What is hepatitis?
“Hepatitis” means inflammation of the liver. Toxins, certain drugs, some diseases, heavy alcohol use, and bacterial and viral infections can all cause hepatitis. Hepatitis is also the name of a family of viral infections that affect the liver; the most common types are Hepatitis A, Hepatitis B, and Hepatitis C.
What is the difference between Hepatitis A, Hepatitis B, and Hepatitis C?
Hepatitis A, Hepatitis B, and Hepatitis C are diseases caused by three different viruses. Although each can cause similar symptoms, they have different modes of transmission and can affect the liver differently. Hepatitis A appears only as an acute or newly occurring infection and does not become chronic. People with Hepatitis A usually improve without treatment. Hepatitis B and Hepatitis C can also begin as acute infections, but in some people, the virus remains in the body, resulting in chronic disease and long-term liver problems. There are vaccines to prevent Hepatitis A and B; however, there is not one for Hepatitis C. If a person has had one type of viral hepatitis in the past, it is still possible to get the other types.
These three types of hepatitis show the acute level of danger in any time of life.
Hepatitis A, B, and C: Learn the Differences
Hepatitis A virus causes an acute inflammation of the liver (hepatitis) that almost always gets better on its own. It can be more serious if we are older when we have the disease. It is easily spread from person to person, in food and water, and can infect many people at once (example: if a food handler at a restaurant is infected, many who ate the food can be infected).
Hepatitis B virus (HBV) can be both acute (short-term illness) and chronic (ongoing illness), and is spread through blood or other body fluids in various ways. Hepatitis B is very common in Asia and Africa and those who were born or lived in these areas should be checked for hepatitis B.
Hepatitis C virus (HCV) is almost always chronic and spreads only by blood. Hepatitis A and B can be prevented by vaccination, but not hepatitis C. There are now many good medications available to treat chronic hepatitis B and C.
The symptoms of acute hepatitis include yellowing of the skin and eyes, nausea, fever and fatigue. Chronic hepatitis may have no symptoms, and can last many years and lead to cirrhosis of the liver, which means the liver becomes heavily scarred and less functional.

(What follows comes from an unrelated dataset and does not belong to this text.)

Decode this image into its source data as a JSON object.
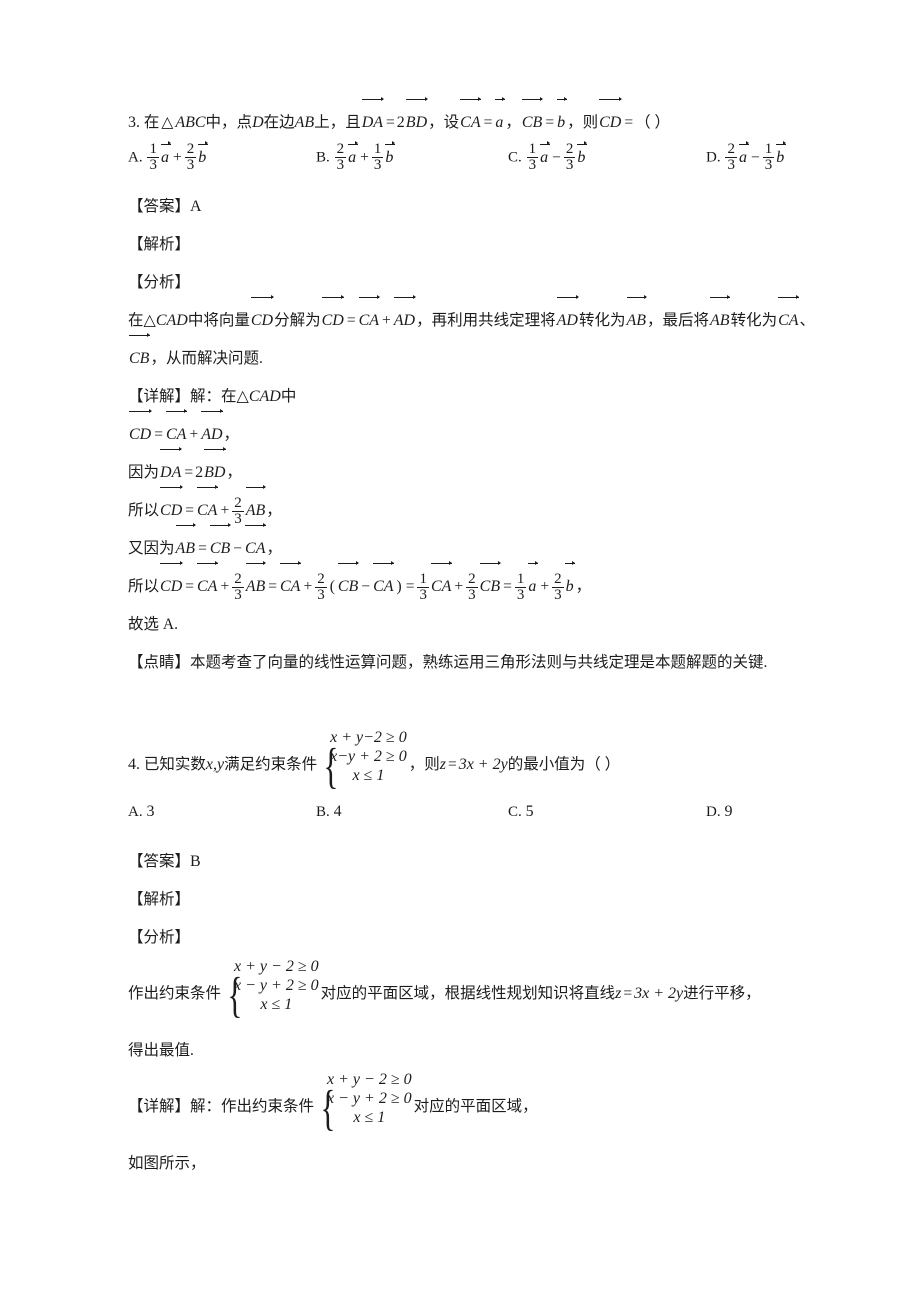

Because chronic hepatitis may have no symptoms, it is important to know who is at risk to have chronic hepatitis C virus (HCV). Those who had a transfusion of blood or blood products before 1992 (when the HCV was identified), those who have experimented with intravenous drugs or have snorted cocaine, those who have gotten tattoos with a non-sterile needle, and those who have had unprotected multiple sexual partners are at risk to have HCV. But sometimes people who do not have any of these risks behavior can have chronic HCV. In 2013 the Centers for Disease Control and Prevention (CDC) recommended that anyone in the United States born between 1945 and 1964 should be tested for HCV because most patients with HCV in the the country are in that age group and some don’t have a history of risky behavior.
Prevention is very important. Other than vaccination, people should be very careful about hygiene (such as hand-washing after using the restroom) to prevent hepatitis A. Hepatitis B and C can be transmitted by sex or sharing needles, razors, or toothbrushes with someone who has the disease.